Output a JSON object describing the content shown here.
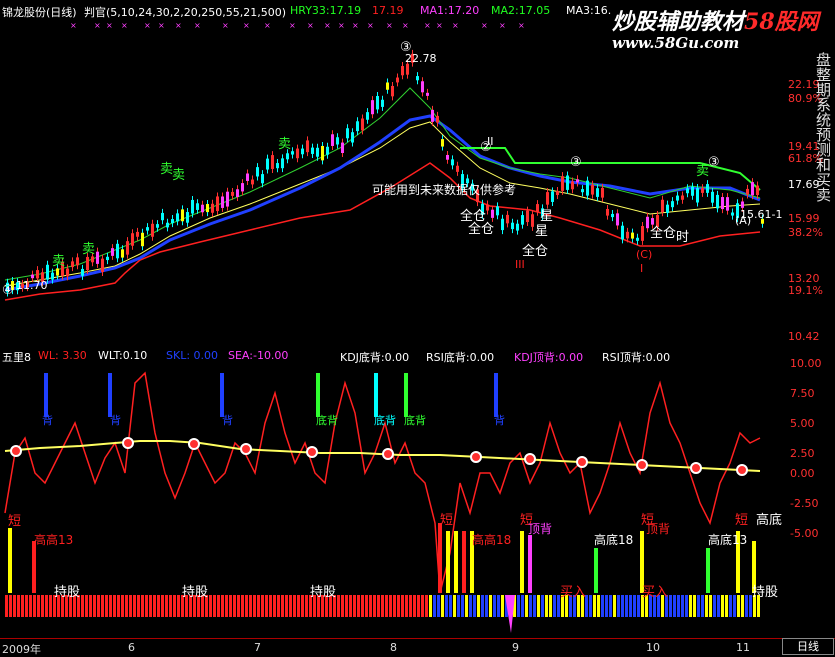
{
  "header": {
    "stock": "锦龙股份(日线)",
    "indicator": "判官(5,10,24,30,2,20,250,55,21,500)",
    "hry": "HRY33:17.19",
    "hry_val": "17.19",
    "ma1": "MA1:17.20",
    "ma2": "MA2:17.05",
    "ma3": "MA3:16."
  },
  "watermark": {
    "white": "炒股辅助教材",
    "red": "58股网",
    "url": "www.58Gu.com"
  },
  "price_axis": [
    "22.19",
    "80.9%",
    "19.41",
    "61.8%",
    "17.69",
    "15.99",
    "38.2%",
    "13.20",
    "19.1%",
    "10.42"
  ],
  "annotations": {
    "high_price": "22.78",
    "low_price": "11.70",
    "low_marker": "④",
    "circle3": "③",
    "circle2": "②",
    "roman2": "II",
    "roman3": "III",
    "roman1": "I",
    "note": "可能用到未来数据仅供参考",
    "sell": "卖",
    "buy": "买",
    "hold": "持",
    "full": "全仓",
    "star": "星",
    "c_label": "(C)",
    "right_low": "15.61-1",
    "right_circle": "(A)",
    "full_right": "全仓",
    "hold_right": "时"
  },
  "sub_header": {
    "name": "五里8",
    "wl": "WL: 3.30",
    "wlt": "WLT:0.10",
    "skl": "SKL: 0.00",
    "sea": "SEA:-10.00",
    "kdj_bottom": "KDJ底背:0.00",
    "rsi_bottom": "RSI底背:0.00",
    "kdj_top": "KDJ顶背:0.00",
    "rsi_top": "RSI顶背:0.00"
  },
  "sub_axis": [
    "10.00",
    "7.50",
    "5.00",
    "2.50",
    "0.00",
    "-2.50",
    "-5.00"
  ],
  "sub_labels": {
    "divergence": [
      "背",
      "背",
      "背",
      "底背",
      "底背",
      "底背",
      "背"
    ],
    "short": [
      "短",
      "短",
      "短",
      "短",
      "短"
    ],
    "high_high": "高高13",
    "high_high2": "高高18",
    "high_bottom": [
      "高底18",
      "高底13"
    ],
    "top_back": [
      "顶背",
      "顶背"
    ],
    "high_bottom_end": "高底",
    "hold_labels": [
      "持股",
      "持股",
      "持股"
    ],
    "buy_in": [
      "买入",
      "买入"
    ],
    "hold_end": "持股"
  },
  "time_axis": [
    "2009年",
    "6",
    "7",
    "8",
    "9",
    "10",
    "11"
  ],
  "status": "日线",
  "side_text": "盘整期系统预测和买卖",
  "chart_data": {
    "type": "candlestick",
    "price_range": [
      10.42,
      22.78
    ],
    "high": 22.78,
    "low": 11.7
  },
  "colors": {
    "red": "#ff2020",
    "green": "#20ff20",
    "blue": "#1a3cff",
    "yellow": "#ffff00",
    "magenta": "#ff40ff",
    "cyan": "#00ffff"
  }
}
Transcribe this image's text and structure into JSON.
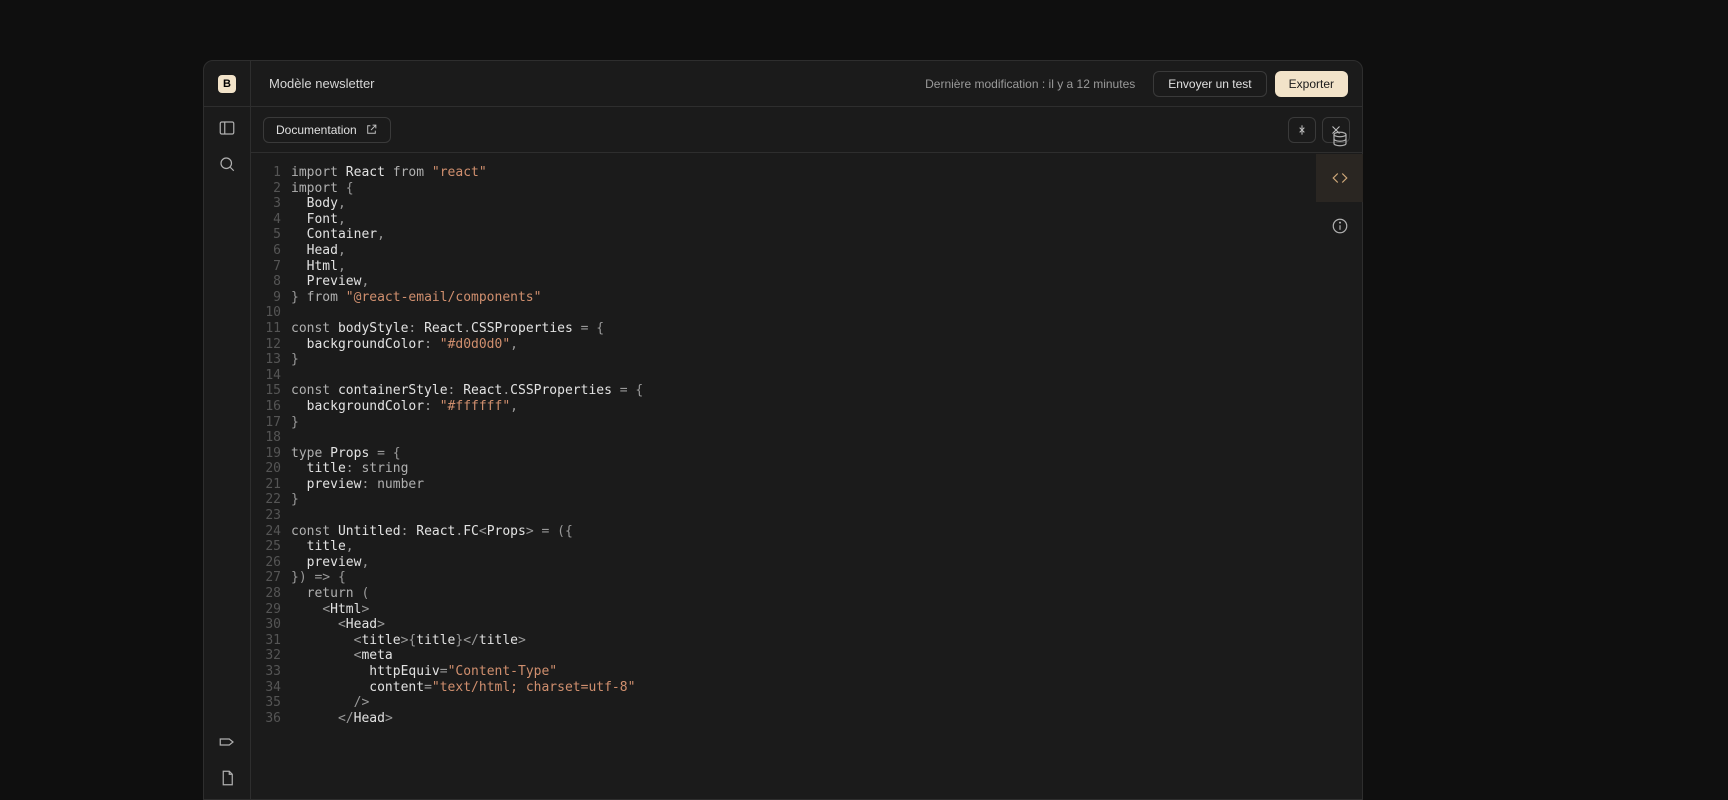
{
  "header": {
    "logo_letter": "B",
    "title": "Modèle newsletter",
    "last_modified_label": "Dernière modification :",
    "last_modified_value": "il y a 12 minutes",
    "send_test_label": "Envoyer un test",
    "export_label": "Exporter"
  },
  "toolbar": {
    "documentation_label": "Documentation"
  },
  "code_lines": [
    [
      [
        "kw",
        "import"
      ],
      [
        "",
        " "
      ],
      [
        "id",
        "React"
      ],
      [
        "",
        " "
      ],
      [
        "kw",
        "from"
      ],
      [
        "",
        " "
      ],
      [
        "str",
        "\"react\""
      ]
    ],
    [
      [
        "kw",
        "import"
      ],
      [
        "",
        " "
      ],
      [
        "pn",
        "{"
      ]
    ],
    [
      [
        "",
        "  "
      ],
      [
        "id",
        "Body"
      ],
      [
        "pn",
        ","
      ]
    ],
    [
      [
        "",
        "  "
      ],
      [
        "id",
        "Font"
      ],
      [
        "pn",
        ","
      ]
    ],
    [
      [
        "",
        "  "
      ],
      [
        "id",
        "Container"
      ],
      [
        "pn",
        ","
      ]
    ],
    [
      [
        "",
        "  "
      ],
      [
        "id",
        "Head"
      ],
      [
        "pn",
        ","
      ]
    ],
    [
      [
        "",
        "  "
      ],
      [
        "id",
        "Html"
      ],
      [
        "pn",
        ","
      ]
    ],
    [
      [
        "",
        "  "
      ],
      [
        "id",
        "Preview"
      ],
      [
        "pn",
        ","
      ]
    ],
    [
      [
        "pn",
        "}"
      ],
      [
        "",
        " "
      ],
      [
        "kw",
        "from"
      ],
      [
        "",
        " "
      ],
      [
        "str",
        "\"@react-email/components\""
      ]
    ],
    [
      [
        "",
        ""
      ]
    ],
    [
      [
        "kw",
        "const"
      ],
      [
        "",
        " "
      ],
      [
        "id",
        "bodyStyle"
      ],
      [
        "pn",
        ":"
      ],
      [
        "",
        " "
      ],
      [
        "id",
        "React"
      ],
      [
        "pn",
        "."
      ],
      [
        "id",
        "CSSProperties"
      ],
      [
        "",
        " "
      ],
      [
        "pn",
        "="
      ],
      [
        "",
        " "
      ],
      [
        "pn",
        "{"
      ]
    ],
    [
      [
        "",
        "  "
      ],
      [
        "id",
        "backgroundColor"
      ],
      [
        "pn",
        ":"
      ],
      [
        "",
        " "
      ],
      [
        "str",
        "\"#d0d0d0\""
      ],
      [
        "pn",
        ","
      ]
    ],
    [
      [
        "pn",
        "}"
      ]
    ],
    [
      [
        "",
        ""
      ]
    ],
    [
      [
        "kw",
        "const"
      ],
      [
        "",
        " "
      ],
      [
        "id",
        "containerStyle"
      ],
      [
        "pn",
        ":"
      ],
      [
        "",
        " "
      ],
      [
        "id",
        "React"
      ],
      [
        "pn",
        "."
      ],
      [
        "id",
        "CSSProperties"
      ],
      [
        "",
        " "
      ],
      [
        "pn",
        "="
      ],
      [
        "",
        " "
      ],
      [
        "pn",
        "{"
      ]
    ],
    [
      [
        "",
        "  "
      ],
      [
        "id",
        "backgroundColor"
      ],
      [
        "pn",
        ":"
      ],
      [
        "",
        " "
      ],
      [
        "str",
        "\"#ffffff\""
      ],
      [
        "pn",
        ","
      ]
    ],
    [
      [
        "pn",
        "}"
      ]
    ],
    [
      [
        "",
        ""
      ]
    ],
    [
      [
        "kw",
        "type"
      ],
      [
        "",
        " "
      ],
      [
        "id",
        "Props"
      ],
      [
        "",
        " "
      ],
      [
        "pn",
        "="
      ],
      [
        "",
        " "
      ],
      [
        "pn",
        "{"
      ]
    ],
    [
      [
        "",
        "  "
      ],
      [
        "id",
        "title"
      ],
      [
        "pn",
        ":"
      ],
      [
        "",
        " "
      ],
      [
        "ty",
        "string"
      ]
    ],
    [
      [
        "",
        "  "
      ],
      [
        "id",
        "preview"
      ],
      [
        "pn",
        ":"
      ],
      [
        "",
        " "
      ],
      [
        "ty",
        "number"
      ]
    ],
    [
      [
        "pn",
        "}"
      ]
    ],
    [
      [
        "",
        ""
      ]
    ],
    [
      [
        "kw",
        "const"
      ],
      [
        "",
        " "
      ],
      [
        "id",
        "Untitled"
      ],
      [
        "pn",
        ":"
      ],
      [
        "",
        " "
      ],
      [
        "id",
        "React"
      ],
      [
        "pn",
        "."
      ],
      [
        "id",
        "FC"
      ],
      [
        "pn",
        "<"
      ],
      [
        "id",
        "Props"
      ],
      [
        "pn",
        ">"
      ],
      [
        "",
        " "
      ],
      [
        "pn",
        "="
      ],
      [
        "",
        " "
      ],
      [
        "pn",
        "({"
      ]
    ],
    [
      [
        "",
        "  "
      ],
      [
        "id",
        "title"
      ],
      [
        "pn",
        ","
      ]
    ],
    [
      [
        "",
        "  "
      ],
      [
        "id",
        "preview"
      ],
      [
        "pn",
        ","
      ]
    ],
    [
      [
        "pn",
        "})"
      ],
      [
        "",
        " "
      ],
      [
        "pn",
        "=>"
      ],
      [
        "",
        " "
      ],
      [
        "pn",
        "{"
      ]
    ],
    [
      [
        "",
        "  "
      ],
      [
        "kw",
        "return"
      ],
      [
        "",
        " "
      ],
      [
        "pn",
        "("
      ]
    ],
    [
      [
        "",
        "    "
      ],
      [
        "pn",
        "<"
      ],
      [
        "id",
        "Html"
      ],
      [
        "pn",
        ">"
      ]
    ],
    [
      [
        "",
        "      "
      ],
      [
        "pn",
        "<"
      ],
      [
        "id",
        "Head"
      ],
      [
        "pn",
        ">"
      ]
    ],
    [
      [
        "",
        "        "
      ],
      [
        "pn",
        "<"
      ],
      [
        "id",
        "title"
      ],
      [
        "pn",
        ">"
      ],
      [
        "pn",
        "{"
      ],
      [
        "id",
        "title"
      ],
      [
        "pn",
        "}"
      ],
      [
        "pn",
        "</"
      ],
      [
        "id",
        "title"
      ],
      [
        "pn",
        ">"
      ]
    ],
    [
      [
        "",
        "        "
      ],
      [
        "pn",
        "<"
      ],
      [
        "id",
        "meta"
      ]
    ],
    [
      [
        "",
        "          "
      ],
      [
        "id",
        "httpEquiv"
      ],
      [
        "pn",
        "="
      ],
      [
        "str",
        "\"Content-Type\""
      ]
    ],
    [
      [
        "",
        "          "
      ],
      [
        "id",
        "content"
      ],
      [
        "pn",
        "="
      ],
      [
        "str",
        "\"text/html; charset=utf-8\""
      ]
    ],
    [
      [
        "",
        "        "
      ],
      [
        "pn",
        "/>"
      ]
    ],
    [
      [
        "",
        "      "
      ],
      [
        "pn",
        "</"
      ],
      [
        "id",
        "Head"
      ],
      [
        "pn",
        ">"
      ]
    ]
  ]
}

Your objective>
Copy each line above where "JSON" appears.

Solution>
Output a JSON object describing the content shown here.
Transcribe this image's text and structure into JSON.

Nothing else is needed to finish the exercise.